Their support group said “we’re working on it”. I think this is really worth a look for anyone searching, but I decided with a bit of regret to move on at this time.
Milestone XProtect Essential+: this is one that last time I looked, as best I recall, had a free version but it had a 5 day limit on how long recordings could be maintained. Now the renamed XProtect Essential+ has an 8 camera license with unlimited recording and resolution, but some limitations on features.
The product is a small version of what is clearly an enterprise sized system; it has features that support widely distributed installations, and documentation that is detailed and wide ranging (including to their credit such topics as security hardening, GPU acceleration, etc.).
On the bad side, it was windows only (for the server), and the motion detection was mediocre at best. It has no analytics (at last available in the Essential+ version, but it was not apparent there is any, period). I also found that the web client is pretty modern, which means it will not work on older systems (for example I had an old iPad I was using as a door display screen).
But on the good site it was easy to set up, and rock solid in all my use. Shutdowns, restarts, I even (accidentally) removed the storage disk on a reboot. Nothing bad happens, just alerts and recovers and restarts nicely.
The review process is reasonably fast (not quite up to NX Witness, but close), and is quite flexible including being able to search for motion on an ad hoc basis (i.e. not in regions you monitor for real time detection). The review allows multiple cameras, saved camera arrangements, digital zoom in all modes, and a few different techniques. The storage management was limited in this version, but adequate, and allowed automatic archiving to another drive. It also nicely handles inadequate space, purging the oldest videos automatically.

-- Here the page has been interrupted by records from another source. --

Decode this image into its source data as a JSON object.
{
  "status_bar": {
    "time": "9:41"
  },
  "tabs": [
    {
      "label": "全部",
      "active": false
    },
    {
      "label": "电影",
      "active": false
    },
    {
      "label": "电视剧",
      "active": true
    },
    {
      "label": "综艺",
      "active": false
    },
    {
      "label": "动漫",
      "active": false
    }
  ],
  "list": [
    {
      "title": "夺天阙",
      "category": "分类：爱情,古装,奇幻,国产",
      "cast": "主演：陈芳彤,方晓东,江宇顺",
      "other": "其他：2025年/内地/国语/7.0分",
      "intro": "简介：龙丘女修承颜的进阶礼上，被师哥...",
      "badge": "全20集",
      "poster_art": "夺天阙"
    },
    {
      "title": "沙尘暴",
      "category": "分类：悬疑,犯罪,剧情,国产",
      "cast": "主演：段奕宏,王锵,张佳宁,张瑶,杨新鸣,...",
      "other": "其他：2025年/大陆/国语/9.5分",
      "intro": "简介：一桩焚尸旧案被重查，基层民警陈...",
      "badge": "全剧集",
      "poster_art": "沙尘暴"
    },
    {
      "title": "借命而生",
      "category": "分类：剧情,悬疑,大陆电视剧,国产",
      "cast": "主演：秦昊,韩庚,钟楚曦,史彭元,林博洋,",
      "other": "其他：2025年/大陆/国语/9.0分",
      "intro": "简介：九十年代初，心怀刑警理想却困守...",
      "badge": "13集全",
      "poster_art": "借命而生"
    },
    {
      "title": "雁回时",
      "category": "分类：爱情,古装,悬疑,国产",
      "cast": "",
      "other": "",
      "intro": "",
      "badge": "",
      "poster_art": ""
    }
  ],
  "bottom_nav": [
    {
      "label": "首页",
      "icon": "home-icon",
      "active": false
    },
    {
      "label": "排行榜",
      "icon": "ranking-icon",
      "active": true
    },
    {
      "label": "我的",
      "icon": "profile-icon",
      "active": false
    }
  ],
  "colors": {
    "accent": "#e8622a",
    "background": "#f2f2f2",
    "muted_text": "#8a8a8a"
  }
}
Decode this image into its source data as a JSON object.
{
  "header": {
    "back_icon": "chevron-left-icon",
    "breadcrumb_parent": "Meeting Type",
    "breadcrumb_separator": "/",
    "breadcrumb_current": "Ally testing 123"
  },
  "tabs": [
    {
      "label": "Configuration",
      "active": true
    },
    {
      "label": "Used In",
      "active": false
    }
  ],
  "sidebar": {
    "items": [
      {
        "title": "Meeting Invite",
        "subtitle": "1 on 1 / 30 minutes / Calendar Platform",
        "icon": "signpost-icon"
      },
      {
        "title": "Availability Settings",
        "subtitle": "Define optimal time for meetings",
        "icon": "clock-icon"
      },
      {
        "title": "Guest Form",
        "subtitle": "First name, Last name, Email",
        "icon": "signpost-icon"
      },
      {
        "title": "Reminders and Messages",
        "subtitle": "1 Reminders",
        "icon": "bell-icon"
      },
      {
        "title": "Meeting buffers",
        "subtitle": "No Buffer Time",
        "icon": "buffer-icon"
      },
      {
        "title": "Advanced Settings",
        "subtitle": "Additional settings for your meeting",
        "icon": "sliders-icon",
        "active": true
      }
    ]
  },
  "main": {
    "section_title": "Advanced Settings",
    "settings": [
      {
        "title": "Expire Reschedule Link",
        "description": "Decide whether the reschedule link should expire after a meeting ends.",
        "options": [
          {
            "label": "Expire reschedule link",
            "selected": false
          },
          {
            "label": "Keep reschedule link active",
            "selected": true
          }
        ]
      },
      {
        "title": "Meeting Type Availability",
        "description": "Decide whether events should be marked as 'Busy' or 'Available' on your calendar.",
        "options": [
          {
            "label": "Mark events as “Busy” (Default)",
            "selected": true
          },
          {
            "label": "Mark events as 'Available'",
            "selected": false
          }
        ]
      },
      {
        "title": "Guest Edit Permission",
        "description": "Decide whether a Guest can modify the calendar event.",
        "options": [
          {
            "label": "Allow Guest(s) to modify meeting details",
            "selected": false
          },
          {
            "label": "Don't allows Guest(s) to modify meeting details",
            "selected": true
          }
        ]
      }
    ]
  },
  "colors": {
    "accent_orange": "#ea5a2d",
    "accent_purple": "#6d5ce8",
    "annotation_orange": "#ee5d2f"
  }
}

The CPU load is almost negligible. Not sure how they are doing what they do so quickly, with so little load on the system (client or server, I looked at both). Storage efficiency is fair. I increased my frame rate from 2 (with Zoneminder) to 4, set the highest quality and a fairly large bit rate (4mbs) and it appears I will get somewhere between 14-20 days storage (in about 4.5TB). I think I can get a lot more with a reduced bit rate and maybe fewer key frames, but I wanted to start with similar quality settings to what I had in Zoneminder (+/- fps).
Fundamentally it was a solid, but dumb tool. By that I mean no analytics to improve the false positive rate. Clearly they have huge resources (just writing all those user manuals), it is a shame they did not put some into more innovation. And windows only.
Still… it is solid, the price is right (free), it is fast. In a week or so of experimentation it seems very reliable, it never had any gaps in recording, the UI never ran amok or needed restarting. The client was easy to use and fairly intuitive. There are tons of security and access control settings; not all that important for me, but indicative to a well thought out security model (I have yet to decide if I will expose this from outside my firewall for use on the road).
It is also vaguely programmable, they provide an SDK for plugins. That gives me some possibilities to integrate with other software or the actual alarm system.
So this, for now, is my choice… I set up an older PC with Windows 10, and put in a pile of disk, and it is collecting images and working fine. An old Surface tablet replaced the iPad (that won’t work with it, sadly), and gives us a station by the front door.
The key disappointment is that it still is useless for alerts from motion — every time a cloud comes by, it sets off motion detection. It would work well indoors, but outside lighting alone is enough to cause false alarms.
More to follow after I get a few months’ experience.